■ What you will do ■
Could you output each line below precisely as it stands, without the images?

+++ Stored data +++

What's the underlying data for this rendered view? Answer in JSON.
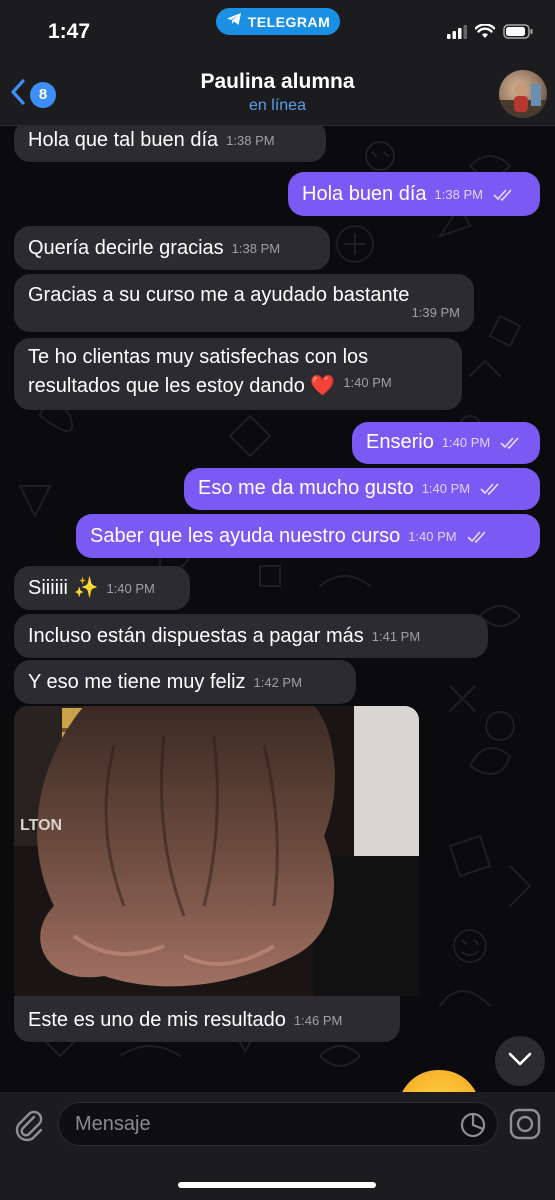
{
  "status_bar": {
    "time": "1:47",
    "app_pill": "TELEGRAM"
  },
  "header": {
    "back_count": "8",
    "title": "Paulina alumna",
    "status": "en línea"
  },
  "messages": [
    {
      "dir": "in",
      "text": "Hola que tal buen día",
      "time": "1:38 PM"
    },
    {
      "dir": "out",
      "text": "Hola buen día",
      "time": "1:38 PM"
    },
    {
      "dir": "in",
      "text": "Quería decirle gracias",
      "time": "1:38 PM"
    },
    {
      "dir": "in",
      "text": "Gracias a su curso me a ayudado bastante",
      "time": "1:39 PM"
    },
    {
      "dir": "in",
      "text": "Te ho clientas muy satisfechas con los",
      "text2": "resultados que les estoy dando ❤️",
      "time": "1:40 PM"
    },
    {
      "dir": "out",
      "text": "Enserio",
      "time": "1:40 PM"
    },
    {
      "dir": "out",
      "text": "Eso me da mucho gusto",
      "time": "1:40 PM"
    },
    {
      "dir": "out",
      "text": "Saber que les ayuda nuestro curso",
      "time": "1:40 PM"
    },
    {
      "dir": "in",
      "text": "Siiiiii ✨",
      "time": "1:40 PM"
    },
    {
      "dir": "in",
      "text": "Incluso están dispuestas a pagar más",
      "time": "1:41 PM"
    },
    {
      "dir": "in",
      "text": "Y eso me tiene muy feliz",
      "time": "1:42 PM"
    },
    {
      "dir": "in",
      "text": "Este es uno de mis resultado",
      "time": "1:46 PM"
    }
  ],
  "photo": {
    "sign_text": "LTON"
  },
  "composer": {
    "placeholder": "Mensaje"
  },
  "colors": {
    "outgoing": "#7b59f3",
    "incoming": "#2b2b30",
    "accent": "#3e8ef7",
    "telegram": "#1a8fe3"
  },
  "icons": [
    "back-chevron-icon",
    "telegram-plane-icon",
    "signal-icon",
    "wifi-icon",
    "battery-icon",
    "read-checks-icon",
    "heart-icon",
    "sparkles-icon",
    "chevron-down-icon",
    "paperclip-icon",
    "sticker-icon",
    "camera-icon"
  ]
}
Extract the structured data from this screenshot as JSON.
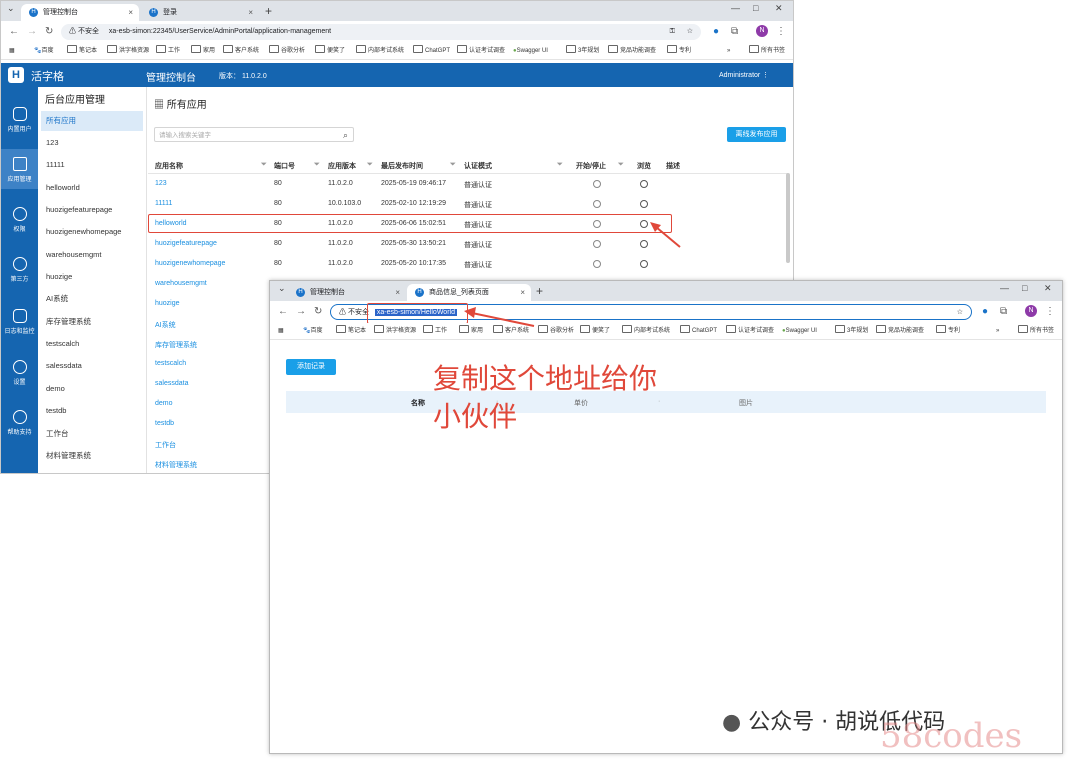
{
  "browserA": {
    "tabs": [
      {
        "label": "管理控制台"
      },
      {
        "label": "登录"
      }
    ],
    "address": {
      "not_secure": "不安全",
      "url": "xa-esb-simon:22345/UserService/AdminPortal/application-management"
    },
    "profile_initial": "N",
    "bookmarks": [
      "百度",
      "笔记本",
      "洪字格资源",
      "工作",
      "家用",
      "客户系统",
      "谷歌分析",
      "便笑了",
      "内部考试系统",
      "ChatGPT",
      "认证考试调查",
      "Swagger UI",
      "3年规划",
      "竞品功能调查",
      "专利"
    ],
    "all_bookmarks": "所有书签"
  },
  "app": {
    "logo_letter": "H",
    "brand": "活字格",
    "title": "管理控制台",
    "version": "版本： 11.0.2.0",
    "user": "Administrator"
  },
  "iconbar": [
    {
      "label": "内置用户",
      "icon": "user-icon"
    },
    {
      "label": "应用管理",
      "icon": "apps-icon"
    },
    {
      "label": "权限",
      "icon": "permission-icon"
    },
    {
      "label": "第三方",
      "icon": "third-party-icon"
    },
    {
      "label": "日志和监控",
      "icon": "log-icon"
    },
    {
      "label": "设置",
      "icon": "gear-icon"
    },
    {
      "label": "帮助支持",
      "icon": "help-icon"
    }
  ],
  "menu": {
    "title": "后台应用管理",
    "items": [
      "所有应用",
      "123",
      "11111",
      "helloworld",
      "huozigefeaturepage",
      "huozigenewhomepage",
      "warehousemgmt",
      "huozige",
      "AI系统",
      "库存管理系统",
      "testscalch",
      "salessdata",
      "demo",
      "testdb",
      "工作台",
      "材料管理系统"
    ]
  },
  "content": {
    "title": "所有应用",
    "search_placeholder": "请输入搜索关键字",
    "publish_button": "离线发布应用",
    "headers": {
      "name": "应用名称",
      "port": "端口号",
      "version": "应用版本",
      "last_publish": "最后发布时间",
      "auth": "认证模式",
      "start_stop": "开始/停止",
      "browse": "浏览",
      "desc": "描述"
    },
    "rows": [
      {
        "name": "123",
        "port": "80",
        "version": "11.0.2.0",
        "time": "2025-05-19 09:46:17",
        "auth": "普通认证"
      },
      {
        "name": "11111",
        "port": "80",
        "version": "10.0.103.0",
        "time": "2025-02-10 12:19:29",
        "auth": "普通认证"
      },
      {
        "name": "helloworld",
        "port": "80",
        "version": "11.0.2.0",
        "time": "2025-06-06 15:02:51",
        "auth": "普通认证"
      },
      {
        "name": "huozigefeaturepage",
        "port": "80",
        "version": "11.0.2.0",
        "time": "2025-05-30 13:50:21",
        "auth": "普通认证"
      },
      {
        "name": "huozigenewhomepage",
        "port": "80",
        "version": "11.0.2.0",
        "time": "2025-05-20 10:17:35",
        "auth": "普通认证"
      }
    ],
    "more_names": [
      "warehousemgmt",
      "huozige",
      "AI系统",
      "库存管理系统",
      "testscalch",
      "salessdata",
      "demo",
      "testdb",
      "工作台",
      "材料管理系统"
    ]
  },
  "browserB": {
    "tabs": [
      {
        "label": "管理控制台"
      },
      {
        "label": "商品信息_列表页面"
      }
    ],
    "address": {
      "not_secure": "不安全",
      "url": "xa-esb-simon/HelloWorld"
    },
    "profile_initial": "N",
    "add_button": "添加记录",
    "headers": [
      "名称",
      "单价",
      "图片"
    ]
  },
  "annotation": {
    "line1": "复制这个地址给你",
    "line2": "小伙伴",
    "color": "#e0483a"
  },
  "watermark": {
    "wechat": "公众号 · 胡说低代码",
    "site": "58codes"
  }
}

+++

■ Result of the exercise ■
What's the underlying data for this rendered view? Answer in JSON.
{
  "status_bar": {
    "time": "1:47",
    "app_pill": "TELEGRAM"
  },
  "header": {
    "back_count": "8",
    "title": "Paulina alumna",
    "status": "en línea"
  },
  "messages": [
    {
      "dir": "in",
      "text": "Hola que tal buen día",
      "time": "1:38 PM"
    },
    {
      "dir": "out",
      "text": "Hola buen día",
      "time": "1:38 PM"
    },
    {
      "dir": "in",
      "text": "Quería decirle gracias",
      "time": "1:38 PM"
    },
    {
      "dir": "in",
      "text": "Gracias a su curso me a ayudado bastante",
      "time": "1:39 PM"
    },
    {
      "dir": "in",
      "text": "Te ho clientas muy satisfechas con los",
      "text2": "resultados que les estoy dando ❤️",
      "time": "1:40 PM"
    },
    {
      "dir": "out",
      "text": "Enserio",
      "time": "1:40 PM"
    },
    {
      "dir": "out",
      "text": "Eso me da mucho gusto",
      "time": "1:40 PM"
    },
    {
      "dir": "out",
      "text": "Saber que les ayuda nuestro curso",
      "time": "1:40 PM"
    },
    {
      "dir": "in",
      "text": "Siiiiii ✨",
      "time": "1:40 PM"
    },
    {
      "dir": "in",
      "text": "Incluso están dispuestas a pagar más",
      "time": "1:41 PM"
    },
    {
      "dir": "in",
      "text": "Y eso me tiene muy feliz",
      "time": "1:42 PM"
    },
    {
      "dir": "in",
      "text": "Este es uno de mis resultado",
      "time": "1:46 PM"
    }
  ],
  "photo": {
    "sign_text": "LTON"
  },
  "composer": {
    "placeholder": "Mensaje"
  },
  "colors": {
    "outgoing": "#7b59f3",
    "incoming": "#2b2b30",
    "accent": "#3e8ef7",
    "telegram": "#1a8fe3"
  },
  "icons": [
    "back-chevron-icon",
    "telegram-plane-icon",
    "signal-icon",
    "wifi-icon",
    "battery-icon",
    "read-checks-icon",
    "heart-icon",
    "sparkles-icon",
    "chevron-down-icon",
    "paperclip-icon",
    "sticker-icon",
    "camera-icon"
  ]
}
Extract the structured data from this screenshot as JSON.
{
  "browserA": {
    "tabs": [
      {
        "label": "管理控制台"
      },
      {
        "label": "登录"
      }
    ],
    "address": {
      "not_secure": "不安全",
      "url": "xa-esb-simon:22345/UserService/AdminPortal/application-management"
    },
    "profile_initial": "N",
    "bookmarks": [
      "百度",
      "笔记本",
      "洪字格资源",
      "工作",
      "家用",
      "客户系统",
      "谷歌分析",
      "便笑了",
      "内部考试系统",
      "ChatGPT",
      "认证考试调查",
      "Swagger UI",
      "3年规划",
      "竞品功能调查",
      "专利"
    ],
    "all_bookmarks": "所有书签"
  },
  "app": {
    "logo_letter": "H",
    "brand": "活字格",
    "title": "管理控制台",
    "version": "版本： 11.0.2.0",
    "user": "Administrator"
  },
  "iconbar": [
    {
      "label": "内置用户",
      "icon": "user-icon"
    },
    {
      "label": "应用管理",
      "icon": "apps-icon"
    },
    {
      "label": "权限",
      "icon": "permission-icon"
    },
    {
      "label": "第三方",
      "icon": "third-party-icon"
    },
    {
      "label": "日志和监控",
      "icon": "log-icon"
    },
    {
      "label": "设置",
      "icon": "gear-icon"
    },
    {
      "label": "帮助支持",
      "icon": "help-icon"
    }
  ],
  "menu": {
    "title": "后台应用管理",
    "items": [
      "所有应用",
      "123",
      "11111",
      "helloworld",
      "huozigefeaturepage",
      "huozigenewhomepage",
      "warehousemgmt",
      "huozige",
      "AI系统",
      "库存管理系统",
      "testscalch",
      "salessdata",
      "demo",
      "testdb",
      "工作台",
      "材料管理系统"
    ]
  },
  "content": {
    "title": "所有应用",
    "search_placeholder": "请输入搜索关键字",
    "publish_button": "离线发布应用",
    "headers": {
      "name": "应用名称",
      "port": "端口号",
      "version": "应用版本",
      "last_publish": "最后发布时间",
      "auth": "认证模式",
      "start_stop": "开始/停止",
      "browse": "浏览",
      "desc": "描述"
    },
    "rows": [
      {
        "name": "123",
        "port": "80",
        "version": "11.0.2.0",
        "time": "2025-05-19 09:46:17",
        "auth": "普通认证"
      },
      {
        "name": "11111",
        "port": "80",
        "version": "10.0.103.0",
        "time": "2025-02-10 12:19:29",
        "auth": "普通认证"
      },
      {
        "name": "helloworld",
        "port": "80",
        "version": "11.0.2.0",
        "time": "2025-06-06 15:02:51",
        "auth": "普通认证"
      },
      {
        "name": "huozigefeaturepage",
        "port": "80",
        "version": "11.0.2.0",
        "time": "2025-05-30 13:50:21",
        "auth": "普通认证"
      },
      {
        "name": "huozigenewhomepage",
        "port": "80",
        "version": "11.0.2.0",
        "time": "2025-05-20 10:17:35",
        "auth": "普通认证"
      }
    ],
    "more_names": [
      "warehousemgmt",
      "huozige",
      "AI系统",
      "库存管理系统",
      "testscalch",
      "salessdata",
      "demo",
      "testdb",
      "工作台",
      "材料管理系统"
    ]
  },
  "browserB": {
    "tabs": [
      {
        "label": "管理控制台"
      },
      {
        "label": "商品信息_列表页面"
      }
    ],
    "address": {
      "not_secure": "不安全",
      "url": "xa-esb-simon/HelloWorld"
    },
    "profile_initial": "N",
    "add_button": "添加记录",
    "headers": [
      "名称",
      "单价",
      "图片"
    ]
  },
  "annotation": {
    "line1": "复制这个地址给你",
    "line2": "小伙伴",
    "color": "#e0483a"
  },
  "watermark": {
    "wechat": "公众号 · 胡说低代码",
    "site": "58codes"
  }
}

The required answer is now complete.